Instead they had come up with an engineering design that eliminated the need for dredging.
Meanwhile, the landowner was likely to need a regional council consent for culverting the stream and district council consent for the earthworks. Consent for the stream was expected to be straightforward because it flowed only intermittently.
Consent was not required for the vegetation clearance - mostly pines, wild ginger and a large Norfolk pine were removed - but was likely to be needed for the earthworks carried out to access the trees, he said.
The landowners had plans to replant the property but in the meantime, while they waited for consents, they would stabilise the site by "hydro-seeding" the cleared area. They were also required to increase silt and erosion controls to stop more sediment reaching the water.
Any work observed at the property at present would be for those reasons, Mr Maxwell said.
The Norfolk pine was not listed on the Far North District Plan's schedule of notable trees but a former owner of the property, Alister Taylor, said it was significant nonetheless.
Mr Taylor said the almost 200-year-old tree was one of a few survivors of the "Marsden Norfolk pines" brought from Australia as seedlings by the Rev Samuel Marsden and planted around the Bay of Islands as landmarks for arriving seamen.
The New Zealand Tree Register dates the arrival of the first Norfolk pines to 1836 when seedlings were brought to Northland by John Edgerley, botanist to Lieutenant Thomas McDonnell.
Russell tree expert Kent Thwaites said one of the seedlings was planted at Waitangi by Agnes Busby, the wife of James Busby, while another was planted at the end of Te Wahapu Peninsula near Russell. Both have survived.

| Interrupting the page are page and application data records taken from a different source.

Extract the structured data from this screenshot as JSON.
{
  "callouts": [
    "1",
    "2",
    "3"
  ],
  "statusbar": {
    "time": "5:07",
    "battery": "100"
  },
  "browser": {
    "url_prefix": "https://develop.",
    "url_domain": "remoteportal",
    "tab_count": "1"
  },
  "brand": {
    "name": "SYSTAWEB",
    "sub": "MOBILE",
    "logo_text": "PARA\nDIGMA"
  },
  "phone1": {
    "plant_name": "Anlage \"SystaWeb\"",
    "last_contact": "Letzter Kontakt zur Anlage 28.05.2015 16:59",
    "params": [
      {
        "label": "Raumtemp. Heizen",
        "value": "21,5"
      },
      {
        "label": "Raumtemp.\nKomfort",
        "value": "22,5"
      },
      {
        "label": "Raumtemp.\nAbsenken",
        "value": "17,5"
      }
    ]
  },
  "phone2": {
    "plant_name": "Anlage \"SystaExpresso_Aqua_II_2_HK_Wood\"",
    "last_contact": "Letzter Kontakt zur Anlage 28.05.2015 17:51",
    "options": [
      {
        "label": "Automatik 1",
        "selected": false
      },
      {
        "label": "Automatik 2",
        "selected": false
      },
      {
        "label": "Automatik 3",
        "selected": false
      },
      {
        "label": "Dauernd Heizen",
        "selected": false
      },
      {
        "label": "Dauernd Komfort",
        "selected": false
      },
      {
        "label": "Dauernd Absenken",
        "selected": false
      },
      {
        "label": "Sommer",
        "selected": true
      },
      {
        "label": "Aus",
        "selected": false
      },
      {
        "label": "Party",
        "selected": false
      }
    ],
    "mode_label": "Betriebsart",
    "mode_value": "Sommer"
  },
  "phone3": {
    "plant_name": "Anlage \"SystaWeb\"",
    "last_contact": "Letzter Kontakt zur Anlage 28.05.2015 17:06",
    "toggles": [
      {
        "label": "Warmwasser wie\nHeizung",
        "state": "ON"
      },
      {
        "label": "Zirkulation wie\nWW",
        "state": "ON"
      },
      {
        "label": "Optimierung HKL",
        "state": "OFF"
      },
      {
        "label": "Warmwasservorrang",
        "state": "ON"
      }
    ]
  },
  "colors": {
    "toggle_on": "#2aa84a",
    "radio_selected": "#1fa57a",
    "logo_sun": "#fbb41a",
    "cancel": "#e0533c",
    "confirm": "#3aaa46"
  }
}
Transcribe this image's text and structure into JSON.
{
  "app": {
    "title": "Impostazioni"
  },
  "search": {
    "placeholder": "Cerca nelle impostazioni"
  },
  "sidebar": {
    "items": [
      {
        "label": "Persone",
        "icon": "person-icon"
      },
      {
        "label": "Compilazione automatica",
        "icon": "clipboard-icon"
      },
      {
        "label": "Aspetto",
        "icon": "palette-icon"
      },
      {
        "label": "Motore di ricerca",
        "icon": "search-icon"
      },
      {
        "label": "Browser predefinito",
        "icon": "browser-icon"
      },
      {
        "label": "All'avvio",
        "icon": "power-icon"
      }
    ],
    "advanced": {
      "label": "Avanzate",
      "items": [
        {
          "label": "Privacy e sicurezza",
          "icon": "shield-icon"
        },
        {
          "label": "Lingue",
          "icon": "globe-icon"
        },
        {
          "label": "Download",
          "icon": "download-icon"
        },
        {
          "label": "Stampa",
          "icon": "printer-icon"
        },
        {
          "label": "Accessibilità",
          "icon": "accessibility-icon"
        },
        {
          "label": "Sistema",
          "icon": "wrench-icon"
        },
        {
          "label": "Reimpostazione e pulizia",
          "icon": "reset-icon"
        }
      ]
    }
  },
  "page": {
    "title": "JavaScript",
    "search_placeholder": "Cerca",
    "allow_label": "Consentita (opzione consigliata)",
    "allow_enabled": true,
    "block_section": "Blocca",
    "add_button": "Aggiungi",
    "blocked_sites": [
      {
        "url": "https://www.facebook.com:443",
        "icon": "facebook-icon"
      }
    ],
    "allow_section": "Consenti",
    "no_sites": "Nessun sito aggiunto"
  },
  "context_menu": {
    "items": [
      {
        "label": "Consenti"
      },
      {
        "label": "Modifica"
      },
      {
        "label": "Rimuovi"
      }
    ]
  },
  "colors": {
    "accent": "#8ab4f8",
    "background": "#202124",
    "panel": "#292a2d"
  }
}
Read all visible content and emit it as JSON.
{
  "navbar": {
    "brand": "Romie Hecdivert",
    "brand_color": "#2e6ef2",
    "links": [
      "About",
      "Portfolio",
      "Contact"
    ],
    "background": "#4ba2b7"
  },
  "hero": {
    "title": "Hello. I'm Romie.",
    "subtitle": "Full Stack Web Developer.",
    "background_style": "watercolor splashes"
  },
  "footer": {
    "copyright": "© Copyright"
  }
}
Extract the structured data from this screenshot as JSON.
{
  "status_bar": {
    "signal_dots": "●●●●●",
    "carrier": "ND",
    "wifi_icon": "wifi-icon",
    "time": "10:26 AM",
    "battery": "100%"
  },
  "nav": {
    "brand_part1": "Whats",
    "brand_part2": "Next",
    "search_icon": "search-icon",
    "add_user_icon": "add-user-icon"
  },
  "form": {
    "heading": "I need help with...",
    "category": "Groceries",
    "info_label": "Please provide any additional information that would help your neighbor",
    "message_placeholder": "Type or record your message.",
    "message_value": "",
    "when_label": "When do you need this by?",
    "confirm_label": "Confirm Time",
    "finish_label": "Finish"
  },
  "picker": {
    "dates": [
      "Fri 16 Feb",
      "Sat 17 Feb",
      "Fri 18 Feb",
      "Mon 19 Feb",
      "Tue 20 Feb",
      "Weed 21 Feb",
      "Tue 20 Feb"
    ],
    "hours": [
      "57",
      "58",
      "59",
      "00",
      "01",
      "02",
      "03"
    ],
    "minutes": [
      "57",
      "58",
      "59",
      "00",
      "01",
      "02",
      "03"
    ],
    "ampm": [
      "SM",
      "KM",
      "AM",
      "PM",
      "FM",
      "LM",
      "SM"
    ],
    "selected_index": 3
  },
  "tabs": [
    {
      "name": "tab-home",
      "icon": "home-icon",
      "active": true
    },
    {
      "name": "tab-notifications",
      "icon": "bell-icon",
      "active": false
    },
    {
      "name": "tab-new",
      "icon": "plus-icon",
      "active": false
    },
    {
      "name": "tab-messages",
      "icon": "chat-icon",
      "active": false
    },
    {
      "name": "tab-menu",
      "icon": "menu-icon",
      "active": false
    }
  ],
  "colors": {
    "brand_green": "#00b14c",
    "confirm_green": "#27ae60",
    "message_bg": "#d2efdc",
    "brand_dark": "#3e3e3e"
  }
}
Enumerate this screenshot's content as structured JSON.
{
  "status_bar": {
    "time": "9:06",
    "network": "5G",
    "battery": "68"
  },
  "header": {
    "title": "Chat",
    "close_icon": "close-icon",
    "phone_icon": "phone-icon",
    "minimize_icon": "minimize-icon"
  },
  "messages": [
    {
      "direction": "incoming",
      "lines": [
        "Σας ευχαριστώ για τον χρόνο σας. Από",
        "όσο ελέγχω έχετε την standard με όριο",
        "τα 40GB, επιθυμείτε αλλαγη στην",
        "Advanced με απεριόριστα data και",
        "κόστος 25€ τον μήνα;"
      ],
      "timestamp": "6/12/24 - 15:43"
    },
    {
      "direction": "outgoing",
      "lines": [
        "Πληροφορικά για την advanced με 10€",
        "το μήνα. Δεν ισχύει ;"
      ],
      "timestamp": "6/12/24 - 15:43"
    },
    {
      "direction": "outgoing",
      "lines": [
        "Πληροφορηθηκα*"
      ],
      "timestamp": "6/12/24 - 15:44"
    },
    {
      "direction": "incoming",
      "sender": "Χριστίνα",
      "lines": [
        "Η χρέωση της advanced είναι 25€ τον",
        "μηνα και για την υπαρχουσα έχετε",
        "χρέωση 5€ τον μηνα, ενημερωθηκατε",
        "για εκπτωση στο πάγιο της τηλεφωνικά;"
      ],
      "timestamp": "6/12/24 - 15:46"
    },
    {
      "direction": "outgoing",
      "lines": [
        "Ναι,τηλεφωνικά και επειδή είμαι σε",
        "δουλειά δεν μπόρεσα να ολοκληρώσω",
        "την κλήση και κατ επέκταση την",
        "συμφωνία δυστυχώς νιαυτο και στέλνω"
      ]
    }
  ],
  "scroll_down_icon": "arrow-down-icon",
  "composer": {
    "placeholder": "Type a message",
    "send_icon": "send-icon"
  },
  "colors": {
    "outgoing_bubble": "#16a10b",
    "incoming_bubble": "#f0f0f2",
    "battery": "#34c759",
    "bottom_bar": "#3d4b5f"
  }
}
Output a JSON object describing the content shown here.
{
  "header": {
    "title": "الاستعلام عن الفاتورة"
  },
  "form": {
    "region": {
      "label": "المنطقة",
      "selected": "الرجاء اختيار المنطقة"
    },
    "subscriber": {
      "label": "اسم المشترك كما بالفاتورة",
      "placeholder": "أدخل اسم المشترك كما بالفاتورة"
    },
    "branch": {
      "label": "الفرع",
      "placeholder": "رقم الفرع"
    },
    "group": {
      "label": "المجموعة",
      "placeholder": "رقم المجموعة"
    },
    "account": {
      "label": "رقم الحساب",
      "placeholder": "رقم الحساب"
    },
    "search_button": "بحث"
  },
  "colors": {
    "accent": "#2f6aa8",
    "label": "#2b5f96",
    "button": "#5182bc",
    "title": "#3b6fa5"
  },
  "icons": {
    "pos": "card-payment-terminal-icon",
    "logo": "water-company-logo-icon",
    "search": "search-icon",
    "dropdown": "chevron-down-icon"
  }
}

There was no record of any of those first Norfolk pines being planted at Uruti Bay but it was possible because a box of seedlings was given to Gilbert Mair, who lived at Te Wahapu at the time.